“Tyron Rumsowa” (an anagram of is real name) must’ve stood all of four-foot -six in his steel-toed farm boots. Even on the rare times he’d come to church— on his horse he’d tie up on the black iron fence–Tyron always wore what looked like a boy’s size 10 faded denim overalls. He had salt and pepper hair and matching scruff on his small face. His deep-set eyes and slightly crooked nose reminded me of a turtle. Small in physical stature, Tyron made up for it with larger-than-life antics that even 20 years or so after his death, are still remembered as legendary by the over 45 crowd in my hometown.
As a kid in the mid 70s, this Lilliputian neighbor of mine always seemed ancient, but surprisingly spry. He’d drive his big red tractor up and down the road or be dangling from a ladder sprucing up his big red colonial down the street. Tyron farmed several acres that ribboned behind four or five houses on our street, high on a ridge. From our Cape Cod across and at the bottom of one of his pastures, I could make out silhouettes of his cows, horses and sheep grazing high on the hill against the backdrop of the sky.
As a recent assignment at our library’s memoir writer’s group, I immediately thought of this real life character from my childhood. I could expound on several of his antics, but in the spirit of the season, a particular Halloween night when I was in first grade (’71) comes to mind. Thankfully I was too young and innocent to know how deadly this kid holiday might have turned out; I am sure it scared the hell out of my poor mother—thanks to our real life character neighbor!
Mom was leading my younger sister and me as we trick-o-treated around our neighborhood. The pinprick eye-holes of my plastic witch mask that smelled like my cousin’s Lite Brite were hard to see through. It was sweaty, but I could draw in the crisp, late autumn air through the oval mouth hole. Sometimes it made a whistling noise when I exhaled.
We were about to head back to our yard and into the house to count our candy when Tyron came crawling up our street in his late 1950s pick up truck. I heard it sputter along, but I had my mind on more important matters.
“I hope I got lots of Snickers!” I muffled through my mask.
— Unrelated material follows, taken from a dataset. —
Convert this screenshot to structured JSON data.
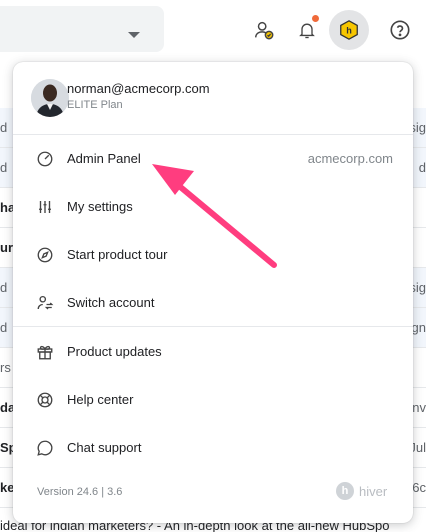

I couldn’t wait to dive in my loot after the obligatory examination of potentially tampered candy. We never found any pins and needles. We lived in a safe neighborhood, after all.
“Get down!” Mom screamed all of a sudden. I felt a whoosh behind me and the next thing I knew I was witch-face-down in a pile of leaves. “Stay still!” Mom whispered pulling my sister and me under each of her arms. Too stunned to speak or cry out, we just lay there, clutching our pillowcases of candy.
I could hear my breathing loud and fast inside my witch mask. After a little while, Mom whispered frantically, “Quick, run to the house!”
I stood up, but couldn’t feel the ground beneath me. My legs were flailing behind me like a Raggedy Ann doll as Mom carried us like two sacks under each arm to the house. “My God,” she said, out of breath setting us down in the kitchen.
We took off our masks and looked up at her. “What was that about?” I asked, not sure if I was supposed to laugh or be serious. “I’m scared Mommy,” my sister said tearfully, clinging to my mother’s arm.
“What the hell is going on, Sone-ya?” my father asked, his eyes wide.
“Tyron had a shot gun pointing of his pick up window!” my mother said, her eyes were big. She had her hand on her chest.
“What?” he said. “That crazy old coot!”
I don’t exactly remember what happened after that. There were no cops. My mother or father probably just called Tyron’s son who lived across the street from us. I do recall mom saying that Tyron was angry at kids trespassing that night on his back forty.
Looking back, I have to say that no one was really scarred by this event. We just sat on the braided orange rug in the living sifting through our candy.
Do you remember a colorful character from your childhood? Post about in it the comments below!